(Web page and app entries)
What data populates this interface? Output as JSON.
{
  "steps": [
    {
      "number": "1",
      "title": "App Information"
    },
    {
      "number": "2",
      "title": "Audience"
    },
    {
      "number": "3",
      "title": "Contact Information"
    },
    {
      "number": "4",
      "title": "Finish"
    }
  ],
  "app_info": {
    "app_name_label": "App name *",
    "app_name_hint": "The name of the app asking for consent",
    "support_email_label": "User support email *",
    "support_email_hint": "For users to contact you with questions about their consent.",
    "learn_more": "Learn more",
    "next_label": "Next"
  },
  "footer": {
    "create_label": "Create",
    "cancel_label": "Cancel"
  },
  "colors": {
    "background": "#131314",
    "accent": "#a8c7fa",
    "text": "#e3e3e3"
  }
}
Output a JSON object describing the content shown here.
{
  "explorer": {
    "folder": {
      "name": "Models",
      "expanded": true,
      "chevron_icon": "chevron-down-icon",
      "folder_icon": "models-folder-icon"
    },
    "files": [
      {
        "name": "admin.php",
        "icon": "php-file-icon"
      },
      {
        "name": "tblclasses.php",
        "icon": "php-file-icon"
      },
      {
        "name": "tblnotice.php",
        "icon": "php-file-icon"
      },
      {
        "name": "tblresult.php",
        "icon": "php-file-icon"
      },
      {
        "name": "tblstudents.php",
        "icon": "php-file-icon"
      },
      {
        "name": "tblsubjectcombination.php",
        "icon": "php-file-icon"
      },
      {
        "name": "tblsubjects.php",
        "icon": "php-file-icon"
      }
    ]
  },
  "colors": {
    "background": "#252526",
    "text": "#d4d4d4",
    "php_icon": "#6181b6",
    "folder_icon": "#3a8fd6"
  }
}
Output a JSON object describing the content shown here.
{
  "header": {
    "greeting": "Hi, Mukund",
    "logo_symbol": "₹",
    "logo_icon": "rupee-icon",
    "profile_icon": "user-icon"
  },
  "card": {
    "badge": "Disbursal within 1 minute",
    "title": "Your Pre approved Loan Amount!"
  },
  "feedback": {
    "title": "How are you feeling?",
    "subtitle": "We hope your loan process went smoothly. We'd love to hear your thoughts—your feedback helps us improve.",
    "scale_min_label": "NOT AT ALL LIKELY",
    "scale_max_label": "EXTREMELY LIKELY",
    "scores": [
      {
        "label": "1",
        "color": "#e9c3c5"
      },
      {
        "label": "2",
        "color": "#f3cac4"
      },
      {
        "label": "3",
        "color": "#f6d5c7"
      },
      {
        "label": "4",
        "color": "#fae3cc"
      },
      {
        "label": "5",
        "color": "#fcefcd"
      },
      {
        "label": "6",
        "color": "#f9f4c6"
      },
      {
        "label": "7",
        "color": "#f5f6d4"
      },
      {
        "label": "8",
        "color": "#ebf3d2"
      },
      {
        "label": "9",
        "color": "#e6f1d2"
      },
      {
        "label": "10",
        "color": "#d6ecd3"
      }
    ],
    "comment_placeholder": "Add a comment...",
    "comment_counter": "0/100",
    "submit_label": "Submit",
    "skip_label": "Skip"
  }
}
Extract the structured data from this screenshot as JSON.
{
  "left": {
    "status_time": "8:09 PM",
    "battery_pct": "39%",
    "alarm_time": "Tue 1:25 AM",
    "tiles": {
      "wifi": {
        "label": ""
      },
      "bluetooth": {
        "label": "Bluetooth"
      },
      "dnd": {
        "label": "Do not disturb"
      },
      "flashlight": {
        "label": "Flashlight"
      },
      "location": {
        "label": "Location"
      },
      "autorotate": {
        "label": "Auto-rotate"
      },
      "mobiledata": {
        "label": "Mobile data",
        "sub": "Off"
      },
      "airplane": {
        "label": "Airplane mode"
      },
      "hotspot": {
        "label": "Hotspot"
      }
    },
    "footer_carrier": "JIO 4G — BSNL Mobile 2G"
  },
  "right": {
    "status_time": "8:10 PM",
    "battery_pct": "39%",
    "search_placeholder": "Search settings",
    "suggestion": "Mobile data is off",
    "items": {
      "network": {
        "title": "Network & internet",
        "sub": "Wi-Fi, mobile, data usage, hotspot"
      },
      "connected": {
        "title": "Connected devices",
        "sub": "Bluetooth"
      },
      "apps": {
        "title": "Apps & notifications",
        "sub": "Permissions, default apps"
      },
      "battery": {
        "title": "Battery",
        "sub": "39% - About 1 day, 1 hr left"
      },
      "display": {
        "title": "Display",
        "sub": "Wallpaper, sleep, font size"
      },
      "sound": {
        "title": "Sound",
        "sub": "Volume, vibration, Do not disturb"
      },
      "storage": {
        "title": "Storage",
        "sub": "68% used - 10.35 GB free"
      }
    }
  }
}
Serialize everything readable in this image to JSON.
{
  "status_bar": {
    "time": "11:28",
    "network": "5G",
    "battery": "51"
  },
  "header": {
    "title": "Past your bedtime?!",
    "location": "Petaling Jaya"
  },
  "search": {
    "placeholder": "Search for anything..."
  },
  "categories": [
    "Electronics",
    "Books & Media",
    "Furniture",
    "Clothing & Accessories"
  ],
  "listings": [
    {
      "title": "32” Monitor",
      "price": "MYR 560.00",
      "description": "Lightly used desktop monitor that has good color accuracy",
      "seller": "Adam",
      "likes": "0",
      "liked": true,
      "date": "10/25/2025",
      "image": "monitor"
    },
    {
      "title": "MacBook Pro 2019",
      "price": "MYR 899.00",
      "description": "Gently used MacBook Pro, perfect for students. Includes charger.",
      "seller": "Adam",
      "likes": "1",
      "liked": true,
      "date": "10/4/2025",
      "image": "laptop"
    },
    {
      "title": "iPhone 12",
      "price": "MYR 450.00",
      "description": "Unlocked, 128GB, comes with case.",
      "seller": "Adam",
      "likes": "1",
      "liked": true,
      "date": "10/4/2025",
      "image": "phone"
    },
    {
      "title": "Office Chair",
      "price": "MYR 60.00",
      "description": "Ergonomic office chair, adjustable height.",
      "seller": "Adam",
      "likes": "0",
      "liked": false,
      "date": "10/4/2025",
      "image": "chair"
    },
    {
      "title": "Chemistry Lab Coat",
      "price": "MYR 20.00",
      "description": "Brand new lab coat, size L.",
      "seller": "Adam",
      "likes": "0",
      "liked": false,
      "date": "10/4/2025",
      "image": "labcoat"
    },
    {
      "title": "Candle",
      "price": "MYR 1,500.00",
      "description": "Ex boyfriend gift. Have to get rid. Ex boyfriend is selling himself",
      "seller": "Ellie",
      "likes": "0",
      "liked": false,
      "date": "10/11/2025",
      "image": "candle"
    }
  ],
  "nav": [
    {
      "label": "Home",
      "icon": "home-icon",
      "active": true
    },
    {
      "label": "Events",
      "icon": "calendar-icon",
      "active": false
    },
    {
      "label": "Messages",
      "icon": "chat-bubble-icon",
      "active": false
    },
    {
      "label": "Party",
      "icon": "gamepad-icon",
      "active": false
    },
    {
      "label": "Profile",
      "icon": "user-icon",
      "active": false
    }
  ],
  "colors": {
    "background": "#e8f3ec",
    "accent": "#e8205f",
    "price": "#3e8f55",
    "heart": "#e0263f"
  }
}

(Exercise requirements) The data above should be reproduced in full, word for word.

(Solution)
What data populates this interface? Output as JSON.
{
  "steps": [
    {
      "number": "1",
      "title": "App Information"
    },
    {
      "number": "2",
      "title": "Audience"
    },
    {
      "number": "3",
      "title": "Contact Information"
    },
    {
      "number": "4",
      "title": "Finish"
    }
  ],
  "app_info": {
    "app_name_label": "App name *",
    "app_name_hint": "The name of the app asking for consent",
    "support_email_label": "User support email *",
    "support_email_hint": "For users to contact you with questions about their consent.",
    "learn_more": "Learn more",
    "next_label": "Next"
  },
  "footer": {
    "create_label": "Create",
    "cancel_label": "Cancel"
  },
  "colors": {
    "background": "#131314",
    "accent": "#a8c7fa",
    "text": "#e3e3e3"
  }
}
Output a JSON object describing the content shown here.
{
  "explorer": {
    "folder": {
      "name": "Models",
      "expanded": true,
      "chevron_icon": "chevron-down-icon",
      "folder_icon": "models-folder-icon"
    },
    "files": [
      {
        "name": "admin.php",
        "icon": "php-file-icon"
      },
      {
        "name": "tblclasses.php",
        "icon": "php-file-icon"
      },
      {
        "name": "tblnotice.php",
        "icon": "php-file-icon"
      },
      {
        "name": "tblresult.php",
        "icon": "php-file-icon"
      },
      {
        "name": "tblstudents.php",
        "icon": "php-file-icon"
      },
      {
        "name": "tblsubjectcombination.php",
        "icon": "php-file-icon"
      },
      {
        "name": "tblsubjects.php",
        "icon": "php-file-icon"
      }
    ]
  },
  "colors": {
    "background": "#252526",
    "text": "#d4d4d4",
    "php_icon": "#6181b6",
    "folder_icon": "#3a8fd6"
  }
}
Output a JSON object describing the content shown here.
{
  "header": {
    "greeting": "Hi, Mukund",
    "logo_symbol": "₹",
    "logo_icon": "rupee-icon",
    "profile_icon": "user-icon"
  },
  "card": {
    "badge": "Disbursal within 1 minute",
    "title": "Your Pre approved Loan Amount!"
  },
  "feedback": {
    "title": "How are you feeling?",
    "subtitle": "We hope your loan process went smoothly. We'd love to hear your thoughts—your feedback helps us improve.",
    "scale_min_label": "NOT AT ALL LIKELY",
    "scale_max_label": "EXTREMELY LIKELY",
    "scores": [
      {
        "label": "1",
        "color": "#e9c3c5"
      },
      {
        "label": "2",
        "color": "#f3cac4"
      },
      {
        "label": "3",
        "color": "#f6d5c7"
      },
      {
        "label": "4",
        "color": "#fae3cc"
      },
      {
        "label": "5",
        "color": "#fcefcd"
      },
      {
        "label": "6",
        "color": "#f9f4c6"
      },
      {
        "label": "7",
        "color": "#f5f6d4"
      },
      {
        "label": "8",
        "color": "#ebf3d2"
      },
      {
        "label": "9",
        "color": "#e6f1d2"
      },
      {
        "label": "10",
        "color": "#d6ecd3"
      }
    ],
    "comment_placeholder": "Add a comment...",
    "comment_counter": "0/100",
    "submit_label": "Submit",
    "skip_label": "Skip"
  }
}
Extract the structured data from this screenshot as JSON.
{
  "left": {
    "status_time": "8:09 PM",
    "battery_pct": "39%",
    "alarm_time": "Tue 1:25 AM",
    "tiles": {
      "wifi": {
        "label": ""
      },
      "bluetooth": {
        "label": "Bluetooth"
      },
      "dnd": {
        "label": "Do not disturb"
      },
      "flashlight": {
        "label": "Flashlight"
      },
      "location": {
        "label": "Location"
      },
      "autorotate": {
        "label": "Auto-rotate"
      },
      "mobiledata": {
        "label": "Mobile data",
        "sub": "Off"
      },
      "airplane": {
        "label": "Airplane mode"
      },
      "hotspot": {
        "label": "Hotspot"
      }
    },
    "footer_carrier": "JIO 4G — BSNL Mobile 2G"
  },
  "right": {
    "status_time": "8:10 PM",
    "battery_pct": "39%",
    "search_placeholder": "Search settings",
    "suggestion": "Mobile data is off",
    "items": {
      "network": {
        "title": "Network & internet",
        "sub": "Wi-Fi, mobile, data usage, hotspot"
      },
      "connected": {
        "title": "Connected devices",
        "sub": "Bluetooth"
      },
      "apps": {
        "title": "Apps & notifications",
        "sub": "Permissions, default apps"
      },
      "battery": {
        "title": "Battery",
        "sub": "39% - About 1 day, 1 hr left"
      },
      "display": {
        "title": "Display",
        "sub": "Wallpaper, sleep, font size"
      },
      "sound": {
        "title": "Sound",
        "sub": "Volume, vibration, Do not disturb"
      },
      "storage": {
        "title": "Storage",
        "sub": "68% used - 10.35 GB free"
      }
    }
  }
}
Serialize everything readable in this image to JSON.
{
  "status_bar": {
    "time": "11:28",
    "network": "5G",
    "battery": "51"
  },
  "header": {
    "title": "Past your bedtime?!",
    "location": "Petaling Jaya"
  },
  "search": {
    "placeholder": "Search for anything..."
  },
  "categories": [
    "Electronics",
    "Books & Media",
    "Furniture",
    "Clothing & Accessories"
  ],
  "listings": [
    {
      "title": "32” Monitor",
      "price": "MYR 560.00",
      "description": "Lightly used desktop monitor that has good color accuracy",
      "seller": "Adam",
      "likes": "0",
      "liked": true,
      "date": "10/25/2025",
      "image": "monitor"
    },
    {
      "title": "MacBook Pro 2019",
      "price": "MYR 899.00",
      "description": "Gently used MacBook Pro, perfect for students. Includes charger.",
      "seller": "Adam",
      "likes": "1",
      "liked": true,
      "date": "10/4/2025",
      "image": "laptop"
    },
    {
      "title": "iPhone 12",
      "price": "MYR 450.00",
      "description": "Unlocked, 128GB, comes with case.",
      "seller": "Adam",
      "likes": "1",
      "liked": true,
      "date": "10/4/2025",
      "image": "phone"
    },
    {
      "title": "Office Chair",
      "price": "MYR 60.00",
      "description": "Ergonomic office chair, adjustable height.",
      "seller": "Adam",
      "likes": "0",
      "liked": false,
      "date": "10/4/2025",
      "image": "chair"
    },
    {
      "title": "Chemistry Lab Coat",
      "price": "MYR 20.00",
      "description": "Brand new lab coat, size L.",
      "seller": "Adam",
      "likes": "0",
      "liked": false,
      "date": "10/4/2025",
      "image": "labcoat"
    },
    {
      "title": "Candle",
      "price": "MYR 1,500.00",
      "description": "Ex boyfriend gift. Have to get rid. Ex boyfriend is selling himself",
      "seller": "Ellie",
      "likes": "0",
      "liked": false,
      "date": "10/11/2025",
      "image": "candle"
    }
  ],
  "nav": [
    {
      "label": "Home",
      "icon": "home-icon",
      "active": true
    },
    {
      "label": "Events",
      "icon": "calendar-icon",
      "active": false
    },
    {
      "label": "Messages",
      "icon": "chat-bubble-icon",
      "active": false
    },
    {
      "label": "Party",
      "icon": "gamepad-icon",
      "active": false
    },
    {
      "label": "Profile",
      "icon": "user-icon",
      "active": false
    }
  ],
  "colors": {
    "background": "#e8f3ec",
    "accent": "#e8205f",
    "price": "#3e8f55",
    "heart": "#e0263f"
  }
}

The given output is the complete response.